Give back all the entries below. Omit none of them.

-------- Records supplied --------

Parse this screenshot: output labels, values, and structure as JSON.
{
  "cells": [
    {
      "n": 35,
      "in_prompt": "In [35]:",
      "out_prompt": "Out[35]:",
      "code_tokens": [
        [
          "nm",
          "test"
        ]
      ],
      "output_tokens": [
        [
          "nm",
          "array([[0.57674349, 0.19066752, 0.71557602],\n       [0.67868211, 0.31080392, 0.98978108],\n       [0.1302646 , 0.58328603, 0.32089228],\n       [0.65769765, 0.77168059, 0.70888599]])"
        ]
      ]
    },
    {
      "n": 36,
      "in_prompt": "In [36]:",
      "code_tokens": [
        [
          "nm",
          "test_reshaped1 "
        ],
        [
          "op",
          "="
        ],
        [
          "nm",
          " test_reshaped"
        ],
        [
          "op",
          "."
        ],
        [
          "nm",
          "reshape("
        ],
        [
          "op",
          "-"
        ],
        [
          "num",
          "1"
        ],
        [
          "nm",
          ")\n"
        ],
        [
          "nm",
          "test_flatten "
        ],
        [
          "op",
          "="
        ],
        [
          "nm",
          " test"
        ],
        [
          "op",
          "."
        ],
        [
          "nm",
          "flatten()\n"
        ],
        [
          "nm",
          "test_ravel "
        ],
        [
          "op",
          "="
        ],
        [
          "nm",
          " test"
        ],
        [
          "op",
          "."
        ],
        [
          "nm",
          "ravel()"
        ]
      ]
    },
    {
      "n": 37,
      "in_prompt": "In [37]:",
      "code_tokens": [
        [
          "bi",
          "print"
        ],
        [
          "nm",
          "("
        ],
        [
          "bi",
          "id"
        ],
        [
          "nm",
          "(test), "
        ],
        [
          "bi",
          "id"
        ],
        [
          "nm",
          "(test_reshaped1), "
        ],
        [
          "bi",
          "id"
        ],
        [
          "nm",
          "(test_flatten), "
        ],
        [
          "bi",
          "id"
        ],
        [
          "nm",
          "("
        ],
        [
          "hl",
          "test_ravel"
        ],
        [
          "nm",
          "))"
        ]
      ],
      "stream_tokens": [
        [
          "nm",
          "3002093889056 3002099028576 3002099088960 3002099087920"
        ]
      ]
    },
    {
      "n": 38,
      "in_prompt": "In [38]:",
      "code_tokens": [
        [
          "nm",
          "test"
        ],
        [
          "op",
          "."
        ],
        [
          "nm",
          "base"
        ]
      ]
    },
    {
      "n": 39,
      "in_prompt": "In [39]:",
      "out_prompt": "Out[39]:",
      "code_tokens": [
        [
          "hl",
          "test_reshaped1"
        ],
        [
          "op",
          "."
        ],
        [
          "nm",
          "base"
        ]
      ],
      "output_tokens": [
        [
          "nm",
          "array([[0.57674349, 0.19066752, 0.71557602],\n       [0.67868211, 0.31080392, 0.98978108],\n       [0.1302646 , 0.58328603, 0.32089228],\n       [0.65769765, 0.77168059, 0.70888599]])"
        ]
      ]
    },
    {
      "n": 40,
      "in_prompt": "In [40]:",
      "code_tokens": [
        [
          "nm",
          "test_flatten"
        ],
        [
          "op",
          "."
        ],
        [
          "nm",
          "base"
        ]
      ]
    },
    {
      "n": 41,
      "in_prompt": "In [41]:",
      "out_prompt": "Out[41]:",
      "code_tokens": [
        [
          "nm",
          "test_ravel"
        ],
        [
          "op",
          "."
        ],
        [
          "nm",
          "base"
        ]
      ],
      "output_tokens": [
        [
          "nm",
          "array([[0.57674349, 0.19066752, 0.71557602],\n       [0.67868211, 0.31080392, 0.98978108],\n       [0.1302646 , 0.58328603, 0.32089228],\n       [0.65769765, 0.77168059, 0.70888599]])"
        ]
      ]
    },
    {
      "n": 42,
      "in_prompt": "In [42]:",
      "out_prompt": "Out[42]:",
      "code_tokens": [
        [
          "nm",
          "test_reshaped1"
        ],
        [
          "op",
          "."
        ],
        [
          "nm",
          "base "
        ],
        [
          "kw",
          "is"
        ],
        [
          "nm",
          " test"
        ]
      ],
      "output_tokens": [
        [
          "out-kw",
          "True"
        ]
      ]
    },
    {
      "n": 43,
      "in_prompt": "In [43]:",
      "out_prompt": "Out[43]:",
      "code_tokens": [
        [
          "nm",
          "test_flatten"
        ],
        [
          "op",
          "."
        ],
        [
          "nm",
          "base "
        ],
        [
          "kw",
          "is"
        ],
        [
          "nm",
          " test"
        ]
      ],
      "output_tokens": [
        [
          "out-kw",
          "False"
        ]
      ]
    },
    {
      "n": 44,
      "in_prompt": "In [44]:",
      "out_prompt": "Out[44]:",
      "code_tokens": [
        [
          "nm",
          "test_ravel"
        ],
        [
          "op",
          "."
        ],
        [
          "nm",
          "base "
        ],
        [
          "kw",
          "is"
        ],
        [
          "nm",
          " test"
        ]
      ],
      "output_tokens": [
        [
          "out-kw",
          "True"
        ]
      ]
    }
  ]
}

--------

→ Answer to this task:
Parse this screenshot: output labels, values, and structure as JSON.
{
  "cells": [
    {
      "n": 35,
      "in_prompt": "In [35]:",
      "out_prompt": "Out[35]:",
      "code_tokens": [
        [
          "nm",
          "test"
        ]
      ],
      "output_tokens": [
        [
          "nm",
          "array([[0.57674349, 0.19066752, 0.71557602],\n       [0.67868211, 0.31080392, 0.98978108],\n       [0.1302646 , 0.58328603, 0.32089228],\n       [0.65769765, 0.77168059, 0.70888599]])"
        ]
      ]
    },
    {
      "n": 36,
      "in_prompt": "In [36]:",
      "code_tokens": [
        [
          "nm",
          "test_reshaped1 "
        ],
        [
          "op",
          "="
        ],
        [
          "nm",
          " test_reshaped"
        ],
        [
          "op",
          "."
        ],
        [
          "nm",
          "reshape("
        ],
        [
          "op",
          "-"
        ],
        [
          "num",
          "1"
        ],
        [
          "nm",
          ")\n"
        ],
        [
          "nm",
          "test_flatten "
        ],
        [
          "op",
          "="
        ],
        [
          "nm",
          " test"
        ],
        [
          "op",
          "."
        ],
        [
          "nm",
          "flatten()\n"
        ],
        [
          "nm",
          "test_ravel "
        ],
        [
          "op",
          "="
        ],
        [
          "nm",
          " test"
        ],
        [
          "op",
          "."
        ],
        [
          "nm",
          "ravel()"
        ]
      ]
    },
    {
      "n": 37,
      "in_prompt": "In [37]:",
      "code_tokens": [
        [
          "bi",
          "print"
        ],
        [
          "nm",
          "("
        ],
        [
          "bi",
          "id"
        ],
        [
          "nm",
          "(test), "
        ],
        [
          "bi",
          "id"
        ],
        [
          "nm",
          "(test_reshaped1), "
        ],
        [
          "bi",
          "id"
        ],
        [
          "nm",
          "(test_flatten), "
        ],
        [
          "bi",
          "id"
        ],
        [
          "nm",
          "("
        ],
        [
          "hl",
          "test_ravel"
        ],
        [
          "nm",
          "))"
        ]
      ],
      "stream_tokens": [
        [
          "nm",
          "3002093889056 3002099028576 3002099088960 3002099087920"
        ]
      ]
    },
    {
      "n": 38,
      "in_prompt": "In [38]:",
      "code_tokens": [
        [
          "nm",
          "test"
        ],
        [
          "op",
          "."
        ],
        [
          "nm",
          "base"
        ]
      ]
    },
    {
      "n": 39,
      "in_prompt": "In [39]:",
      "out_prompt": "Out[39]:",
      "code_tokens": [
        [
          "hl",
          "test_reshaped1"
        ],
        [
          "op",
          "."
        ],
        [
          "nm",
          "base"
        ]
      ],
      "output_tokens": [
        [
          "nm",
          "array([[0.57674349, 0.19066752, 0.71557602],\n       [0.67868211, 0.31080392, 0.98978108],\n       [0.1302646 , 0.58328603, 0.32089228],\n       [0.65769765, 0.77168059, 0.70888599]])"
        ]
      ]
    },
    {
      "n": 40,
      "in_prompt": "In [40]:",
      "code_tokens": [
        [
          "nm",
          "test_flatten"
        ],
        [
          "op",
          "."
        ],
        [
          "nm",
          "base"
        ]
      ]
    },
    {
      "n": 41,
      "in_prompt": "In [41]:",
      "out_prompt": "Out[41]:",
      "code_tokens": [
        [
          "nm",
          "test_ravel"
        ],
        [
          "op",
          "."
        ],
        [
          "nm",
          "base"
        ]
      ],
      "output_tokens": [
        [
          "nm",
          "array([[0.57674349, 0.19066752, 0.71557602],\n       [0.67868211, 0.31080392, 0.98978108],\n       [0.1302646 , 0.58328603, 0.32089228],\n       [0.65769765, 0.77168059, 0.70888599]])"
        ]
      ]
    },
    {
      "n": 42,
      "in_prompt": "In [42]:",
      "out_prompt": "Out[42]:",
      "code_tokens": [
        [
          "nm",
          "test_reshaped1"
        ],
        [
          "op",
          "."
        ],
        [
          "nm",
          "base "
        ],
        [
          "kw",
          "is"
        ],
        [
          "nm",
          " test"
        ]
      ],
      "output_tokens": [
        [
          "out-kw",
          "True"
        ]
      ]
    },
    {
      "n": 43,
      "in_prompt": "In [43]:",
      "out_prompt": "Out[43]:",
      "code_tokens": [
        [
          "nm",
          "test_flatten"
        ],
        [
          "op",
          "."
        ],
        [
          "nm",
          "base "
        ],
        [
          "kw",
          "is"
        ],
        [
          "nm",
          " test"
        ]
      ],
      "output_tokens": [
        [
          "out-kw",
          "False"
        ]
      ]
    },
    {
      "n": 44,
      "in_prompt": "In [44]:",
      "out_prompt": "Out[44]:",
      "code_tokens": [
        [
          "nm",
          "test_ravel"
        ],
        [
          "op",
          "."
        ],
        [
          "nm",
          "base "
        ],
        [
          "kw",
          "is"
        ],
        [
          "nm",
          " test"
        ]
      ],
      "output_tokens": [
        [
          "out-kw",
          "True"
        ]
      ]
    }
  ]
}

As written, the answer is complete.